___ Records for this exercise
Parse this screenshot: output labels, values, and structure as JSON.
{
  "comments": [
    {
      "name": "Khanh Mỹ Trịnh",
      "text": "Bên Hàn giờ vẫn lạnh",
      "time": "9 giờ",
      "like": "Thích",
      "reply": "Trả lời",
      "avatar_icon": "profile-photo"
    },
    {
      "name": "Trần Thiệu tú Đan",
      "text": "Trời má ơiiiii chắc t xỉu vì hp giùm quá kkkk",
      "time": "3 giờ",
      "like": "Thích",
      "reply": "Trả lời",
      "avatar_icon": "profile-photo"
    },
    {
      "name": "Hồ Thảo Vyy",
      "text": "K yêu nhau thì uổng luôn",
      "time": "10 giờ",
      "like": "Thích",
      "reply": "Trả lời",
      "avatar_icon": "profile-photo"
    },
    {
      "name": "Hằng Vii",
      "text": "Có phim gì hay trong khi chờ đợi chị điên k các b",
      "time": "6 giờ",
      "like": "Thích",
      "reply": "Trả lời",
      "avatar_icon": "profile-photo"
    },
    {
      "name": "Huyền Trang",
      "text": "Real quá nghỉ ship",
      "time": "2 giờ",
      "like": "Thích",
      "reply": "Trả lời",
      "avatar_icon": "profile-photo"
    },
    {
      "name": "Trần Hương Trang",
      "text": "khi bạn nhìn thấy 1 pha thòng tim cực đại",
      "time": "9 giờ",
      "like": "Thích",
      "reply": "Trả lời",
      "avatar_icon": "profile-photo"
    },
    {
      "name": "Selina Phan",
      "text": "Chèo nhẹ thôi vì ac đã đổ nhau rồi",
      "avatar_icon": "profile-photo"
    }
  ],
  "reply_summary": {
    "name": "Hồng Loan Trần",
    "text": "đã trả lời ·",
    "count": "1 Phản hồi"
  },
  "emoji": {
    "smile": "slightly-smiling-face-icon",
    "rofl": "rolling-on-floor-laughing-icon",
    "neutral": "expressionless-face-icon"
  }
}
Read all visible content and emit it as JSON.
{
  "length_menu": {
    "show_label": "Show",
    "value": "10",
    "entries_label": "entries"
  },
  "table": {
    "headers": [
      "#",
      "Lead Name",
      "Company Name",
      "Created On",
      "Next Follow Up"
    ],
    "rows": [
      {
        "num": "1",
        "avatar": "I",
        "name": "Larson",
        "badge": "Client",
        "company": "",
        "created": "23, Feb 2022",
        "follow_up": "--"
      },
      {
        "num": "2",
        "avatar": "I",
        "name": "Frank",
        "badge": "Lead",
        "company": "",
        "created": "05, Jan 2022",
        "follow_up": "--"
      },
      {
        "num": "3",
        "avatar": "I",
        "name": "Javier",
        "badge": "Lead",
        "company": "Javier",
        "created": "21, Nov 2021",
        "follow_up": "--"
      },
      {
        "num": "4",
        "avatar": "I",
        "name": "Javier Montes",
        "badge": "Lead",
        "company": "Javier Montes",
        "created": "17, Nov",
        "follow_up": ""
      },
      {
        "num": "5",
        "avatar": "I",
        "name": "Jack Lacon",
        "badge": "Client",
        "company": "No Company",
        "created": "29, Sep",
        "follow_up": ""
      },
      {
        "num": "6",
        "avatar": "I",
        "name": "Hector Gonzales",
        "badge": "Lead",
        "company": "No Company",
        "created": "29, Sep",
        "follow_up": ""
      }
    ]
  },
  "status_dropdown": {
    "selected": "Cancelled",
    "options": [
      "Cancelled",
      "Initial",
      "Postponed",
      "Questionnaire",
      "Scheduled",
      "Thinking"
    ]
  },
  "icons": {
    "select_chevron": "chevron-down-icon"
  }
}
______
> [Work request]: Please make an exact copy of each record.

> [Solved problem]:
Parse this screenshot: output labels, values, and structure as JSON.
{
  "comments": [
    {
      "name": "Khanh Mỹ Trịnh",
      "text": "Bên Hàn giờ vẫn lạnh",
      "time": "9 giờ",
      "like": "Thích",
      "reply": "Trả lời",
      "avatar_icon": "profile-photo"
    },
    {
      "name": "Trần Thiệu tú Đan",
      "text": "Trời má ơiiiii chắc t xỉu vì hp giùm quá kkkk",
      "time": "3 giờ",
      "like": "Thích",
      "reply": "Trả lời",
      "avatar_icon": "profile-photo"
    },
    {
      "name": "Hồ Thảo Vyy",
      "text": "K yêu nhau thì uổng luôn",
      "time": "10 giờ",
      "like": "Thích",
      "reply": "Trả lời",
      "avatar_icon": "profile-photo"
    },
    {
      "name": "Hằng Vii",
      "text": "Có phim gì hay trong khi chờ đợi chị điên k các b",
      "time": "6 giờ",
      "like": "Thích",
      "reply": "Trả lời",
      "avatar_icon": "profile-photo"
    },
    {
      "name": "Huyền Trang",
      "text": "Real quá nghỉ ship",
      "time": "2 giờ",
      "like": "Thích",
      "reply": "Trả lời",
      "avatar_icon": "profile-photo"
    },
    {
      "name": "Trần Hương Trang",
      "text": "khi bạn nhìn thấy 1 pha thòng tim cực đại",
      "time": "9 giờ",
      "like": "Thích",
      "reply": "Trả lời",
      "avatar_icon": "profile-photo"
    },
    {
      "name": "Selina Phan",
      "text": "Chèo nhẹ thôi vì ac đã đổ nhau rồi",
      "avatar_icon": "profile-photo"
    }
  ],
  "reply_summary": {
    "name": "Hồng Loan Trần",
    "text": "đã trả lời ·",
    "count": "1 Phản hồi"
  },
  "emoji": {
    "smile": "slightly-smiling-face-icon",
    "rofl": "rolling-on-floor-laughing-icon",
    "neutral": "expressionless-face-icon"
  }
}
Read all visible content and emit it as JSON.
{
  "length_menu": {
    "show_label": "Show",
    "value": "10",
    "entries_label": "entries"
  },
  "table": {
    "headers": [
      "#",
      "Lead Name",
      "Company Name",
      "Created On",
      "Next Follow Up"
    ],
    "rows": [
      {
        "num": "1",
        "avatar": "I",
        "name": "Larson",
        "badge": "Client",
        "company": "",
        "created": "23, Feb 2022",
        "follow_up": "--"
      },
      {
        "num": "2",
        "avatar": "I",
        "name": "Frank",
        "badge": "Lead",
        "company": "",
        "created": "05, Jan 2022",
        "follow_up": "--"
      },
      {
        "num": "3",
        "avatar": "I",
        "name": "Javier",
        "badge": "Lead",
        "company": "Javier",
        "created": "21, Nov 2021",
        "follow_up": "--"
      },
      {
        "num": "4",
        "avatar": "I",
        "name": "Javier Montes",
        "badge": "Lead",
        "company": "Javier Montes",
        "created": "17, Nov",
        "follow_up": ""
      },
      {
        "num": "5",
        "avatar": "I",
        "name": "Jack Lacon",
        "badge": "Client",
        "company": "No Company",
        "created": "29, Sep",
        "follow_up": ""
      },
      {
        "num": "6",
        "avatar": "I",
        "name": "Hector Gonzales",
        "badge": "Lead",
        "company": "No Company",
        "created": "29, Sep",
        "follow_up": ""
      }
    ]
  },
  "status_dropdown": {
    "selected": "Cancelled",
    "options": [
      "Cancelled",
      "Initial",
      "Postponed",
      "Questionnaire",
      "Scheduled",
      "Thinking"
    ]
  },
  "icons": {
    "select_chevron": "chevron-down-icon"
  }
}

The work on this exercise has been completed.